The royal endorsement of these eight new ministers—more in line with current party policies than the dissenting loudmouths who had to go—marked the first public utterance since the uprising by the long ailing, US-born King Bhumibol, and he didn’t say a thing about events that have the characteristically mild-mannered Thais talking shit. The frail octogenarian simply told the lads to do their boy scout best. The eight were appointed by the British-born prime minister, Abhisit Vejjajiva, now legally free and clear of using unnecessary force while clearing the red shirts from one of Bangkok’s major throughways with a swift military trouncing. The no-confidence vote was passed by a parliamentary majority of his coalition party members.

Despite Thaksin’s Napoleonic megalomania, you don’t need to have the memory of an elephant to remember that his rule was the only time in Thailand’s history that the rural majority had anything even close to a say in how their government was run. And international watchdog Freedom House actually classifies the years leading up to and during Thaksin’s rule as the most “free” in Thai history. 2006, the year he was turfed, was evaluated as “Partly Free.” 2007? “Not Free.”

Abhisit says this year’s planned elections “would be difficult,” and he’s right. What kind of civil war could break out if a Thaksin-backed candidate democratically earned his desk at Government House? Would the elites go lightly, or would the best-case scenario be another coup with the royal seal, another interim junta and another puppet prime minister?
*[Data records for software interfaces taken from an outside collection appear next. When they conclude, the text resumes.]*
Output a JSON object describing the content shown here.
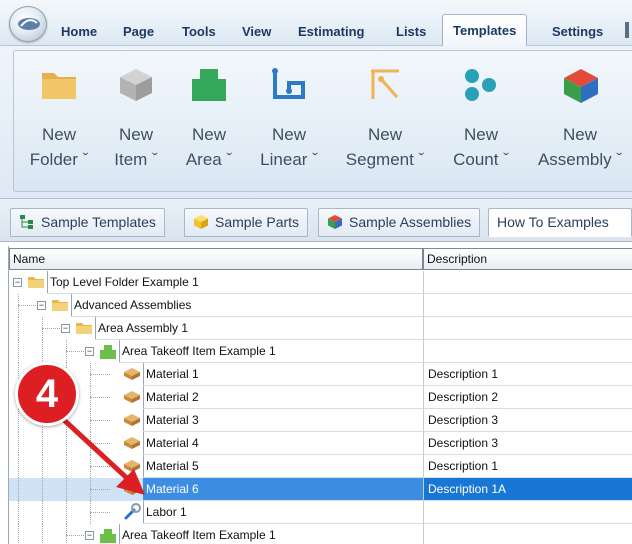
{
  "menu": {
    "tabs": [
      "Home",
      "Page",
      "Tools",
      "View",
      "Estimating",
      "Lists",
      "Templates",
      "Settings"
    ],
    "active": "Templates"
  },
  "ribbon": {
    "buttons": [
      {
        "line1": "New",
        "line2": "Folder ˇ",
        "icon": "folder-icon",
        "color": "#e3b04b"
      },
      {
        "line1": "New",
        "line2": "Item ˇ",
        "icon": "cube-icon",
        "color": "#b8b8b8"
      },
      {
        "line1": "New",
        "line2": "Area ˇ",
        "icon": "area-shape-icon",
        "color": "#33a85a"
      },
      {
        "line1": "New",
        "line2": "Linear ˇ",
        "icon": "linear-icon",
        "color": "#2c7bc9"
      },
      {
        "line1": "New",
        "line2": "Segment ˇ",
        "icon": "segment-icon",
        "color": "#f0b257"
      },
      {
        "line1": "New",
        "line2": "Count ˇ",
        "icon": "count-dots-icon",
        "color": "#2aa1b8"
      },
      {
        "line1": "New",
        "line2": "Assembly ˇ",
        "icon": "assembly-cube-icon",
        "color": "#e24b3a"
      }
    ]
  },
  "doc_tabs": [
    {
      "label": "Sample Templates",
      "icon": "templates-tree-icon"
    },
    {
      "label": "Sample Parts",
      "icon": "parts-cube-icon"
    },
    {
      "label": "Sample Assemblies",
      "icon": "assembly-cube-icon"
    },
    {
      "label": "How To Examples",
      "icon": ""
    }
  ],
  "grid": {
    "columns": {
      "name": "Name",
      "description": "Description"
    },
    "rows": [
      {
        "name": "Top Level Folder Example 1",
        "description": "",
        "type": "folder",
        "level": 0,
        "expander": "−"
      },
      {
        "name": "Advanced Assemblies",
        "description": "",
        "type": "folder",
        "level": 1,
        "expander": "−"
      },
      {
        "name": "Area Assembly 1",
        "description": "",
        "type": "folder",
        "level": 2,
        "expander": "−"
      },
      {
        "name": "Area Takeoff Item Example 1",
        "description": "",
        "type": "area",
        "level": 3,
        "expander": "−"
      },
      {
        "name": "Material 1",
        "description": "Description 1",
        "type": "material",
        "level": 4,
        "expander": ""
      },
      {
        "name": "Material 2",
        "description": "Description 2",
        "type": "material",
        "level": 4,
        "expander": ""
      },
      {
        "name": "Material 3",
        "description": "Description 3",
        "type": "material",
        "level": 4,
        "expander": ""
      },
      {
        "name": "Material 4",
        "description": "Description 3",
        "type": "material",
        "level": 4,
        "expander": ""
      },
      {
        "name": "Material 5",
        "description": "Description 1",
        "type": "material",
        "level": 4,
        "expander": ""
      },
      {
        "name": "Material 6",
        "description": "Description 1A",
        "type": "material",
        "level": 4,
        "expander": "",
        "selected": true
      },
      {
        "name": "Labor 1",
        "description": "",
        "type": "labor",
        "level": 4,
        "expander": ""
      },
      {
        "name": "Area Takeoff Item Example 1",
        "description": "",
        "type": "area",
        "level": 3,
        "expander": "−"
      }
    ]
  },
  "callout": {
    "number": "4",
    "color": "#dd1e22"
  },
  "colors": {
    "selection": "#1877d4",
    "accent": "#1e3a63"
  }
}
Letting democracy take its course is not in the interests of those in power, and Thai history shows it hasn’t ever been. Despite the sway King Bhumibol holds over so many of his subjects, he has to go—his death may be the next step to a real democracy in Thailand. Not the most pleasant thought for anyone who’s heard so many Thais speak reverently about “my King,” and the alternative of a re-elected Thaksin or some nepotistic tyrant like him doesn’t look much prettier. The elephant in the room waits.